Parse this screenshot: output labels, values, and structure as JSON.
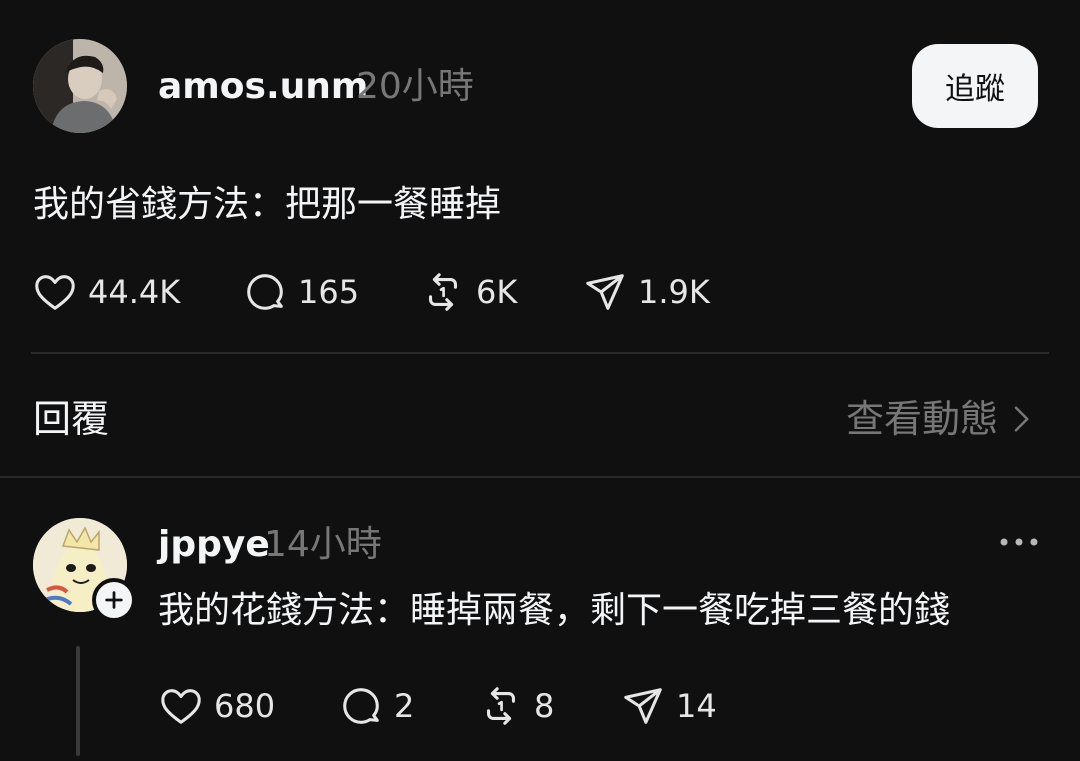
{
  "post": {
    "username": "amos.unm",
    "time": "20小時",
    "follow_label": "追蹤",
    "text": "我的省錢方法：把那一餐睡掉",
    "stats": {
      "likes": "44.4K",
      "comments": "165",
      "reposts": "6K",
      "shares": "1.9K"
    }
  },
  "replies_section": {
    "label": "回覆",
    "view_activity": "查看動態"
  },
  "reply": {
    "username": "jppye",
    "time": "14小時",
    "text": "我的花錢方法：睡掉兩餐，剩下一餐吃掉三餐的錢",
    "stats": {
      "likes": "680",
      "comments": "2",
      "reposts": "8",
      "shares": "14"
    }
  },
  "icons": {
    "like": "heart-icon",
    "comment": "speech-bubble-icon",
    "repost": "repost-icon",
    "share": "send-icon",
    "more": "more-dots-icon",
    "chevron": "chevron-right-icon",
    "follow_plus": "plus-icon"
  },
  "colors": {
    "background": "#101010",
    "text_primary": "#f3f5f7",
    "text_secondary": "#777777",
    "divider": "#2a2a2a",
    "button_bg": "#f3f5f7"
  }
}
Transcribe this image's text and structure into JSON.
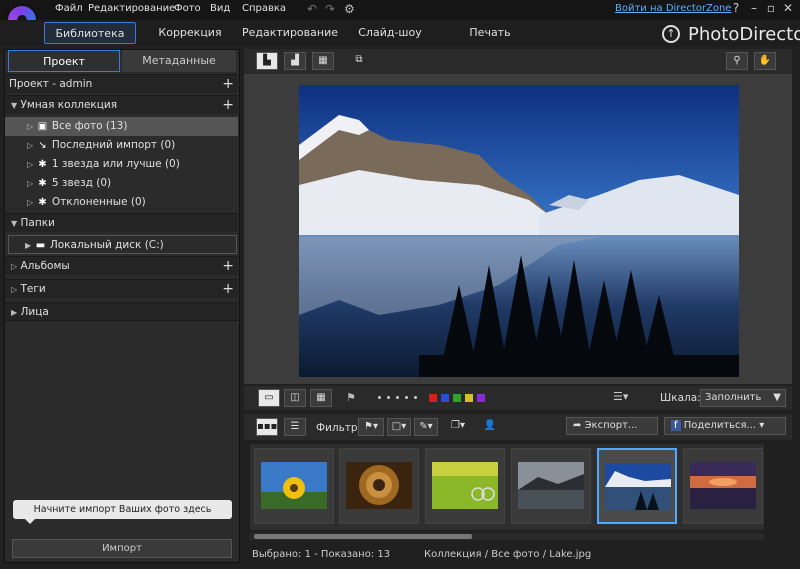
{
  "app": {
    "brand": "PhotoDirector"
  },
  "menu": [
    "Файл",
    "Редактирование",
    "Фото",
    "Вид",
    "Справка"
  ],
  "login_link": "Войти на DirectorZone",
  "main_tabs": [
    "Библиотека",
    "Коррекция",
    "Редактирование",
    "Слайд-шоу",
    "Печать"
  ],
  "left_tabs": [
    "Проект",
    "Метаданные"
  ],
  "project": "Проект - admin",
  "smart": {
    "title": "Умная коллекция",
    "items": [
      "Все фото (13)",
      "Последний импорт (0)",
      "1 звезда или лучше (0)",
      "5 звезд (0)",
      "Отклоненные (0)"
    ]
  },
  "folders": {
    "title": "Папки",
    "items": [
      "Локальный диск (C:)"
    ]
  },
  "albums": "Альбомы",
  "tags": "Теги",
  "faces": "Лица",
  "hint": "Начните импорт Ваших фото здесь",
  "import_label": "Импорт",
  "scale": {
    "label": "Шкала:",
    "value": "Заполнить"
  },
  "filter_label": "Фильтр:",
  "export_label": "Экспорт...",
  "share_label": "Поделиться...",
  "swatch_colors": [
    "#d42020",
    "#2a4fd0",
    "#2aa82a",
    "#d8c020",
    "#8a2ad0"
  ],
  "status": {
    "selection": "Выбрано: 1 - Показано: 13",
    "path": "Коллекция / Все фото / Lake.jpg"
  }
}
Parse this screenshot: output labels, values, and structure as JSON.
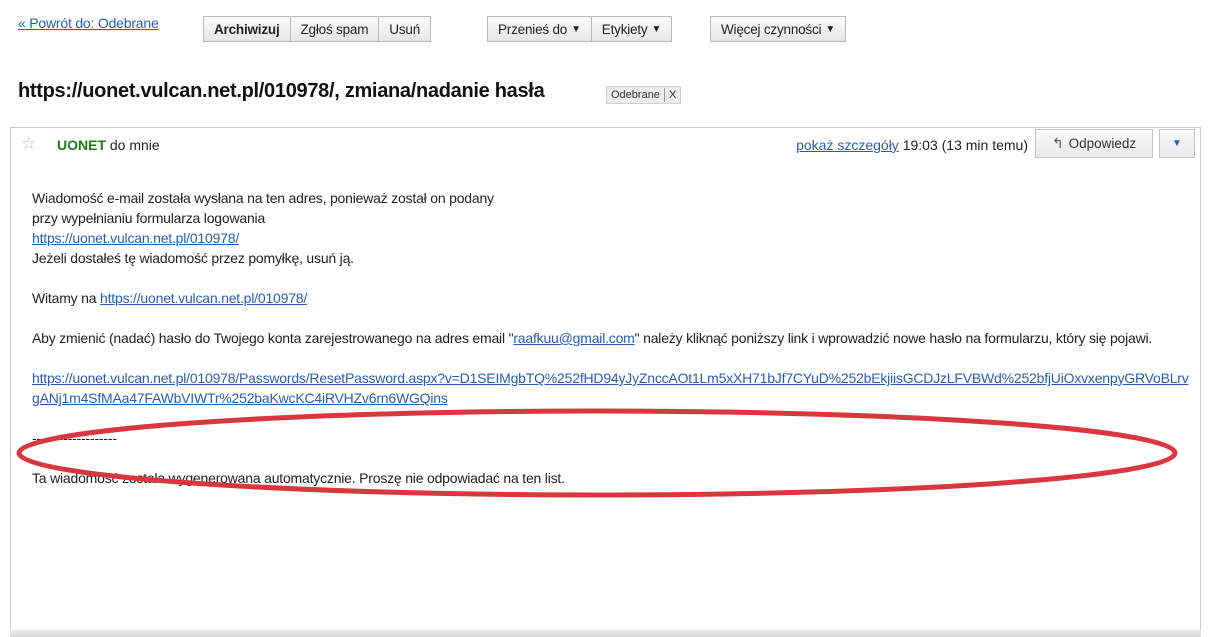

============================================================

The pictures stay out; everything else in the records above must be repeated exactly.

Parse this screenshot: output labels, values, and structure as JSON.
{
  "post": {
    "username": "amos.unm",
    "time": "20小時",
    "follow_label": "追蹤",
    "text": "我的省錢方法：把那一餐睡掉",
    "stats": {
      "likes": "44.4K",
      "comments": "165",
      "reposts": "6K",
      "shares": "1.9K"
    }
  },
  "replies_section": {
    "label": "回覆",
    "view_activity": "查看動態"
  },
  "reply": {
    "username": "jppye",
    "time": "14小時",
    "text": "我的花錢方法：睡掉兩餐，剩下一餐吃掉三餐的錢",
    "stats": {
      "likes": "680",
      "comments": "2",
      "reposts": "8",
      "shares": "14"
    }
  },
  "icons": {
    "like": "heart-icon",
    "comment": "speech-bubble-icon",
    "repost": "repost-icon",
    "share": "send-icon",
    "more": "more-dots-icon",
    "chevron": "chevron-right-icon",
    "follow_plus": "plus-icon"
  },
  "colors": {
    "background": "#101010",
    "text_primary": "#f3f5f7",
    "text_secondary": "#777777",
    "divider": "#2a2a2a",
    "button_bg": "#f3f5f7"
  }
}
Transcribe this image's text and structure into JSON.
{
  "app": {
    "brand": "PhotoDirector"
  },
  "menu": [
    "Файл",
    "Редактирование",
    "Фото",
    "Вид",
    "Справка"
  ],
  "login_link": "Войти на DirectorZone",
  "main_tabs": [
    "Библиотека",
    "Коррекция",
    "Редактирование",
    "Слайд-шоу",
    "Печать"
  ],
  "left_tabs": [
    "Проект",
    "Метаданные"
  ],
  "project": "Проект - admin",
  "smart": {
    "title": "Умная коллекция",
    "items": [
      "Все фото (13)",
      "Последний импорт (0)",
      "1 звезда или лучше (0)",
      "5 звезд (0)",
      "Отклоненные (0)"
    ]
  },
  "folders": {
    "title": "Папки",
    "items": [
      "Локальный диск (C:)"
    ]
  },
  "albums": "Альбомы",
  "tags": "Теги",
  "faces": "Лица",
  "hint": "Начните импорт Ваших фото здесь",
  "import_label": "Импорт",
  "scale": {
    "label": "Шкала:",
    "value": "Заполнить"
  },
  "filter_label": "Фильтр:",
  "export_label": "Экспорт...",
  "share_label": "Поделиться...",
  "swatch_colors": [
    "#d42020",
    "#2a4fd0",
    "#2aa82a",
    "#d8c020",
    "#8a2ad0"
  ],
  "status": {
    "selection": "Выбрано: 1 - Показано: 13",
    "path": "Коллекция / Все фото / Lake.jpg"
  }
}
Parse this screenshot: output labels, values, and structure as JSON.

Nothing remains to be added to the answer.